╔══

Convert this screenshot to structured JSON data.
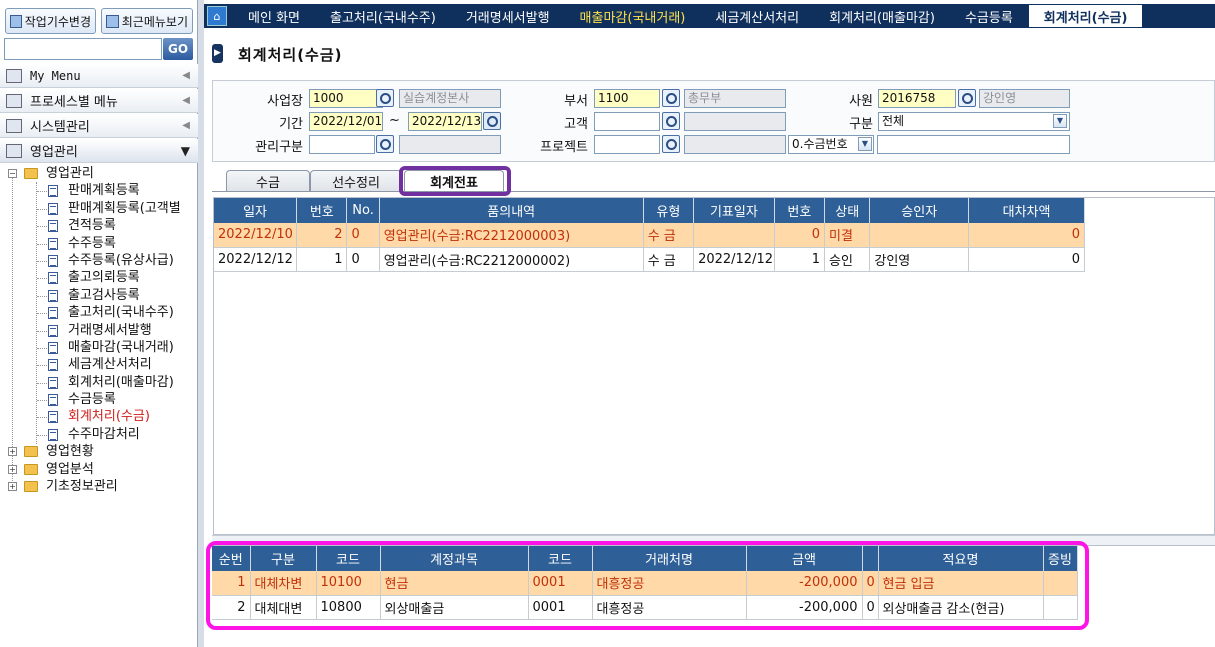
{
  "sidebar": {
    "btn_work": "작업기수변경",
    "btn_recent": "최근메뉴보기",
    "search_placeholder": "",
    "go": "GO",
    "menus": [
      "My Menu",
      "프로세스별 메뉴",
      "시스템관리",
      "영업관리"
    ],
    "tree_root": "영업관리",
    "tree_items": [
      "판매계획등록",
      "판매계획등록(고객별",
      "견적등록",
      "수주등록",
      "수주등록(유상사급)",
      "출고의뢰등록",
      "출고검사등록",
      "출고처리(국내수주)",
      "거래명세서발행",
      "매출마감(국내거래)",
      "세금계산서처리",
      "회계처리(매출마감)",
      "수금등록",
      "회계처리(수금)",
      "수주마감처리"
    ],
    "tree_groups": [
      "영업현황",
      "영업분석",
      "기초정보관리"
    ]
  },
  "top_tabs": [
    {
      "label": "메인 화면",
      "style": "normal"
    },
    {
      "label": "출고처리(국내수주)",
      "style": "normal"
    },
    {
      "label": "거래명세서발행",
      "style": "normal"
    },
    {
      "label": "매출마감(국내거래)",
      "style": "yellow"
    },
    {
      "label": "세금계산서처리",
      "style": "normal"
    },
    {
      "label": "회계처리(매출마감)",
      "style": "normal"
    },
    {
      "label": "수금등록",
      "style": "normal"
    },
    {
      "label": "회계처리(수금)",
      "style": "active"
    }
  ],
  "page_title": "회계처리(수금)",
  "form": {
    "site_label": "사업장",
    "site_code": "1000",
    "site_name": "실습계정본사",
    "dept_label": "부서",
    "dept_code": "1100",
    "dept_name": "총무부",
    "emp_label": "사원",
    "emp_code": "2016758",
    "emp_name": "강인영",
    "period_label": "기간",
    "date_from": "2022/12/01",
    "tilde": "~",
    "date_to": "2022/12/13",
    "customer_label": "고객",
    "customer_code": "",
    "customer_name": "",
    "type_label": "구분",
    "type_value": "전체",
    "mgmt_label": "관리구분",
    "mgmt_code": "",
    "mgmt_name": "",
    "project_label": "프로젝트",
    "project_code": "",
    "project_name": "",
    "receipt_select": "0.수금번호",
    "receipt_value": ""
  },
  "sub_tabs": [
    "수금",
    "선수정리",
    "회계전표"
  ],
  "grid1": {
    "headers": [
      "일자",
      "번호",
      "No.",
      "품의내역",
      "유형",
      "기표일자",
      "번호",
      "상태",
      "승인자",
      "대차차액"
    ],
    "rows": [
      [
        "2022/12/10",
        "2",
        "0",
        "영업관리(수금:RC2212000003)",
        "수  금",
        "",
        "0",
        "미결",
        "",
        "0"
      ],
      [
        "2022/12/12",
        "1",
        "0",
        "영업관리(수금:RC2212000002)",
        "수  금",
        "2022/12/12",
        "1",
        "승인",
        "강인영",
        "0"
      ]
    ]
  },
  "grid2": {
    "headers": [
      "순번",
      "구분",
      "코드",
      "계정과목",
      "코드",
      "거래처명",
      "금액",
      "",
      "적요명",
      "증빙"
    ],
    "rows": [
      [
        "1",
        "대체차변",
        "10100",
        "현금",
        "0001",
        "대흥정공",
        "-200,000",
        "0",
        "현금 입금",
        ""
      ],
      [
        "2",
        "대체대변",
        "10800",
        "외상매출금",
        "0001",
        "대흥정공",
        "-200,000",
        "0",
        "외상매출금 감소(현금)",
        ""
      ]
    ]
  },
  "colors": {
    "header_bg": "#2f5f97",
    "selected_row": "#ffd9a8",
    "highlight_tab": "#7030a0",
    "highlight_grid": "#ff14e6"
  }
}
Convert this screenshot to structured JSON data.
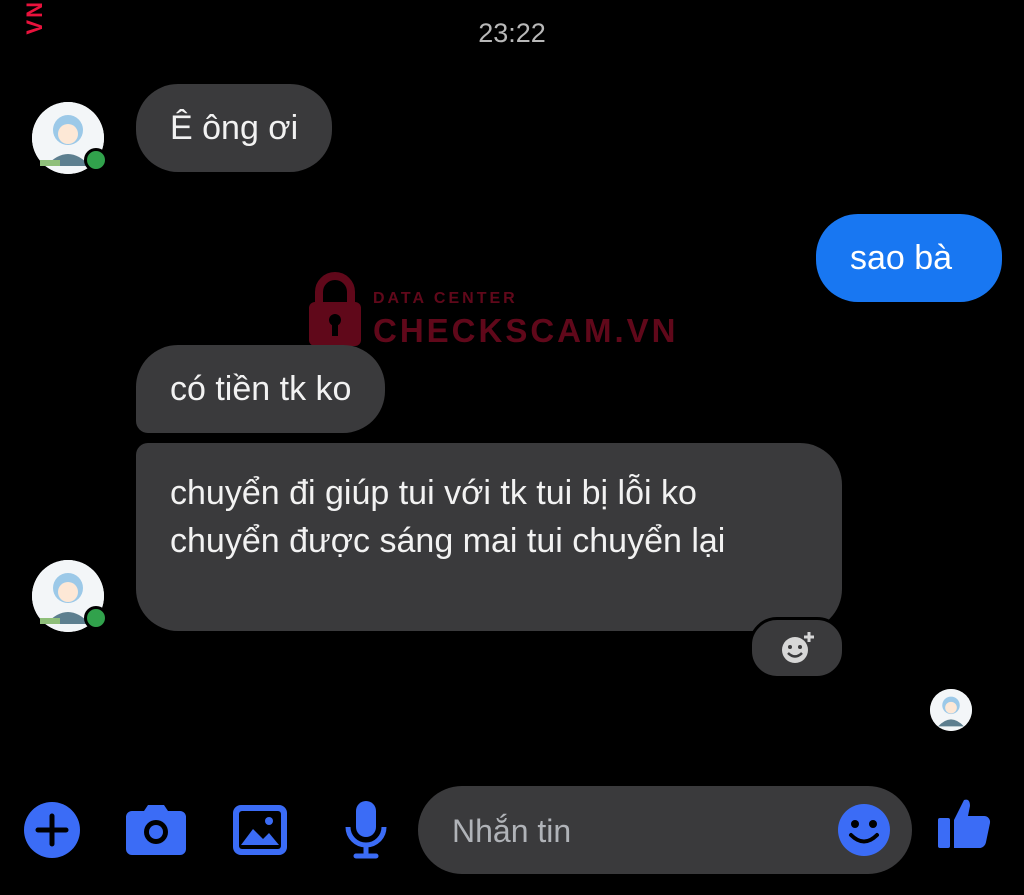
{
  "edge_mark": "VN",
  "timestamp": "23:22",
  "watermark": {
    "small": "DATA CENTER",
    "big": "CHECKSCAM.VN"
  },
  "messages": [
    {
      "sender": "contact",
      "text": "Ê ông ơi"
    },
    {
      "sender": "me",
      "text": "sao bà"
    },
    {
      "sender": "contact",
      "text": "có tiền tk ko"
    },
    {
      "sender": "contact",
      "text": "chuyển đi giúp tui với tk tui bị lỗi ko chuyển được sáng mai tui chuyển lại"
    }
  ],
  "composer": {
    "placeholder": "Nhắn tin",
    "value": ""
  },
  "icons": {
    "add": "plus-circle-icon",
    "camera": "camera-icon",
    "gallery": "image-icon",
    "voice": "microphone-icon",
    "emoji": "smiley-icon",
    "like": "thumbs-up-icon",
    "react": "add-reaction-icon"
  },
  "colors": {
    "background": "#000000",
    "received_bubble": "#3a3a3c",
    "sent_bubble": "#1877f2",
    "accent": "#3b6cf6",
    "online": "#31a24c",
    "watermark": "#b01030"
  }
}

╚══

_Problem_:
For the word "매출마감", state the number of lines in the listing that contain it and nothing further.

_Task response_:
4